Sequential multi-point fuel injection with larger injectors and a hot wire air flow meter are also part of the turbo package. To handle the increased thermal load, both the radiator and twin cooling fans have been upsized. Subaru engineers also added a coolant expansion tank that uses convection currents to cool the turbo after shut down.

On the run, a hood scoop feeds cool air to the turbo. To handle the power (the turbo engine produces 160 hp @ 5600 rpm, and 181 lb/ft of torque @ 2800 rpm), both the five-speed manual and four-speed automatic transmissions have been modified. All of the five-speed's gears have been shot-peened, and the mainshaft bearings have been changed to a 'double-angular' design. The gearbox case was also modified to accept a hydraulic clutch release fork, shaft and cylinder because company engineers felt a cable-operated design's pedal effort would be too high for this. (This change also prevented use of Subaru's "hill-holder" feature.) Also modified were teh flywheel, pressure plate, clutch disk and pedal box. However, the changes do nothing to help damp the low frequency vibration and growl endemic to Subaru's flat engines, something the automatic accomplishes with ease. Thus the five-speed's refinement levels are lower.

Beyond absorbing the flat-four's discordance, the 4EAT four-speed autmatic transmission effectively masks the turbo engine's slight 'peakiness.' But unlike other Japanese automatics, Subaru's system does away with 'power' and 'economy' buttons, and uses a logic circuit that chooses the correct setting by how quickly the accelerator is depressed instead. As is the Sport Sedan itself.

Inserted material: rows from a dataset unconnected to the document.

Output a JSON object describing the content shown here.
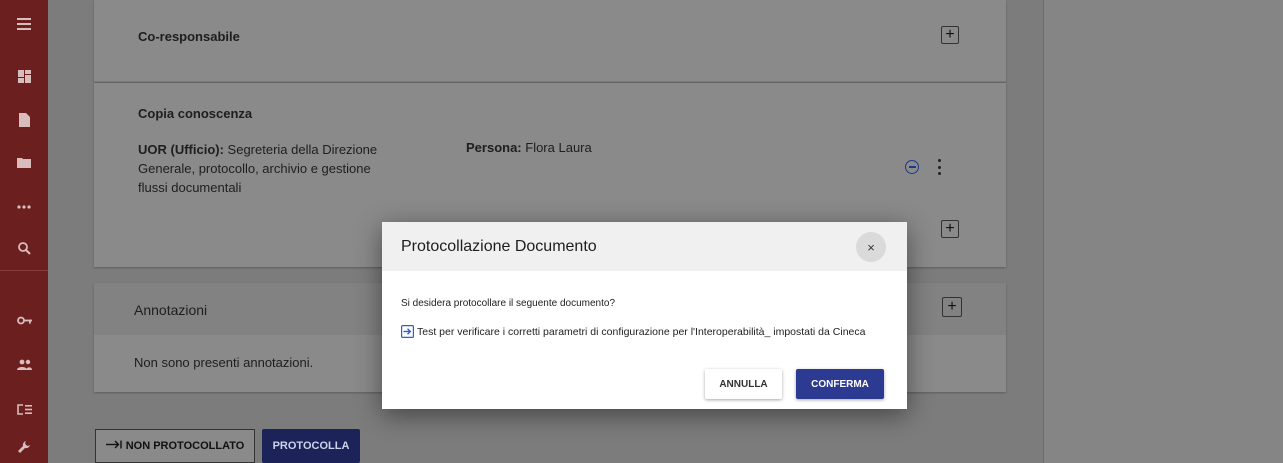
{
  "sidebar": {
    "icons": [
      "menu-icon",
      "dashboard-icon",
      "document-icon",
      "folder-icon",
      "more-horizontal-icon",
      "search-icon",
      "key-icon",
      "users-icon",
      "list-icon",
      "wrench-icon"
    ]
  },
  "sections": {
    "coresponsabile": {
      "title": "Co-responsabile"
    },
    "copia": {
      "title": "Copia conoscenza",
      "uor_label": "UOR (Ufficio):",
      "uor_value": " Segreteria della Direzione Generale, protocollo, archivio e gestione flussi documentali",
      "persona_label": "Persona:",
      "persona_value": " Flora Laura"
    },
    "annotazioni": {
      "title": "Annotazioni",
      "empty_text": "Non sono presenti annotazioni."
    }
  },
  "footer": {
    "non_protocollato": "NON PROTOCOLLATO",
    "protocolla": "PROTOCOLLA"
  },
  "modal": {
    "title": "Protocollazione Documento",
    "close": "×",
    "question": "Si desidera protocollare il seguente documento?",
    "document": "Test per verificare i corretti parametri di configurazione per l'Interoperabilità_ impostati da Cineca",
    "cancel": "ANNULLA",
    "confirm": "CONFERMA"
  },
  "colors": {
    "sidebar": "#6b1f1f",
    "primary": "#2c3a91"
  }
}
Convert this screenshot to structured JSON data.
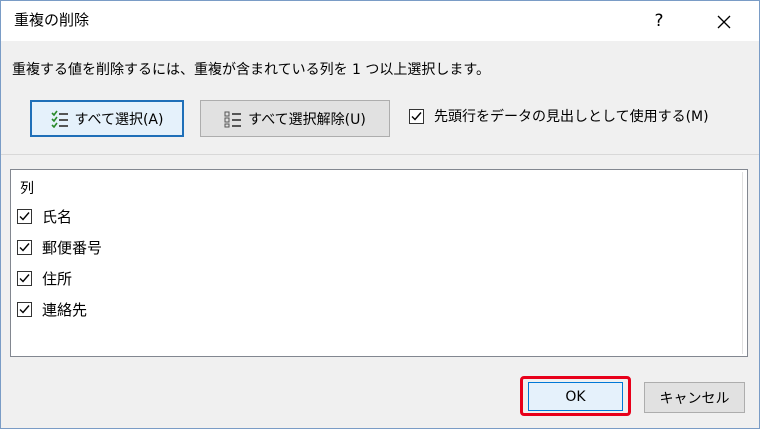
{
  "dialog": {
    "title": "重複の削除",
    "help_label": "?",
    "close_label": "✕"
  },
  "instruction": "重複する値を削除するには、重複が含まれている列を 1 つ以上選択します。",
  "buttons": {
    "select_all": "すべて選択(A)",
    "deselect_all": "すべて選択解除(U)",
    "ok": "OK",
    "cancel": "キャンセル"
  },
  "header_option": {
    "label": "先頭行をデータの見出しとして使用する(M)",
    "checked": true
  },
  "columns": {
    "header": "列",
    "items": [
      {
        "label": "氏名",
        "checked": true
      },
      {
        "label": "郵便番号",
        "checked": true
      },
      {
        "label": "住所",
        "checked": true
      },
      {
        "label": "連絡先",
        "checked": true
      }
    ]
  },
  "colors": {
    "highlight": "#e8001a",
    "accent": "#0078d7"
  }
}
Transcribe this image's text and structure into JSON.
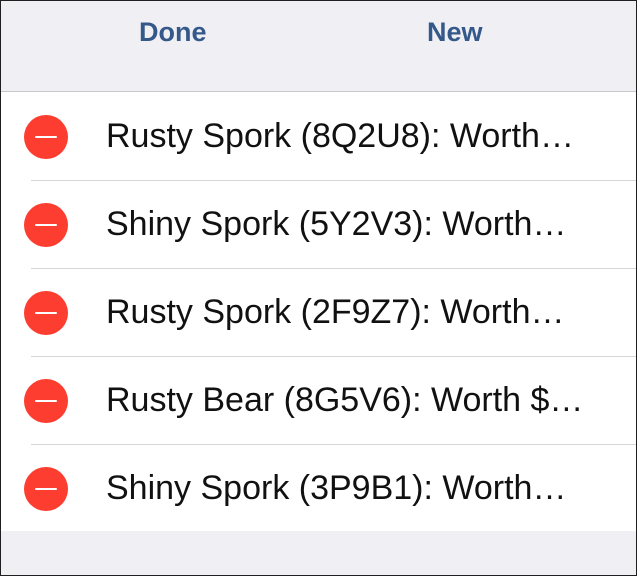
{
  "toolbar": {
    "done_label": "Done",
    "new_label": "New"
  },
  "items": [
    {
      "label": "Rusty Spork (8Q2U8): Worth…"
    },
    {
      "label": "Shiny Spork (5Y2V3): Worth…"
    },
    {
      "label": "Rusty Spork (2F9Z7): Worth…"
    },
    {
      "label": "Rusty Bear (8G5V6): Worth $…"
    },
    {
      "label": "Shiny Spork (3P9B1): Worth…"
    }
  ],
  "icons": {
    "delete": "minus-circle-icon"
  },
  "colors": {
    "accent": "#35588a",
    "delete": "#fc3d2f",
    "background": "#efeff4"
  }
}
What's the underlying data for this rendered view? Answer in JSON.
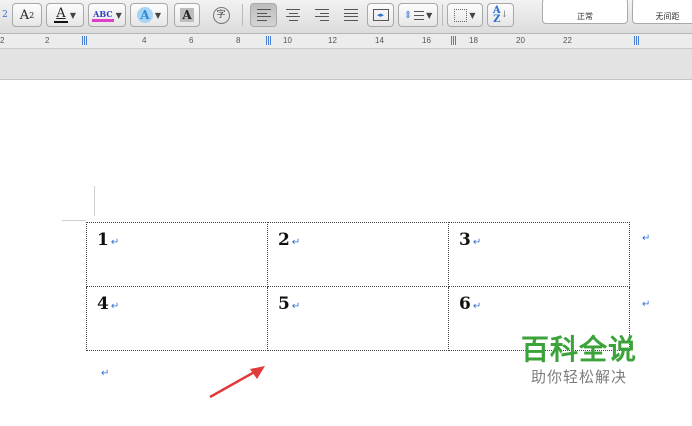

Especially when fitted with the autmatic, it acts like a less expensive -- and quicker -- Audi 90 Quattro. With 210 mm (8.26 in.) of suspension travel, the sporty Legacy soaks up bumps with ease, and leaves only the driver aware the Sport Sedan's speed. Even more proof that the words 'Subaru' and 'sports sedan' do belong together.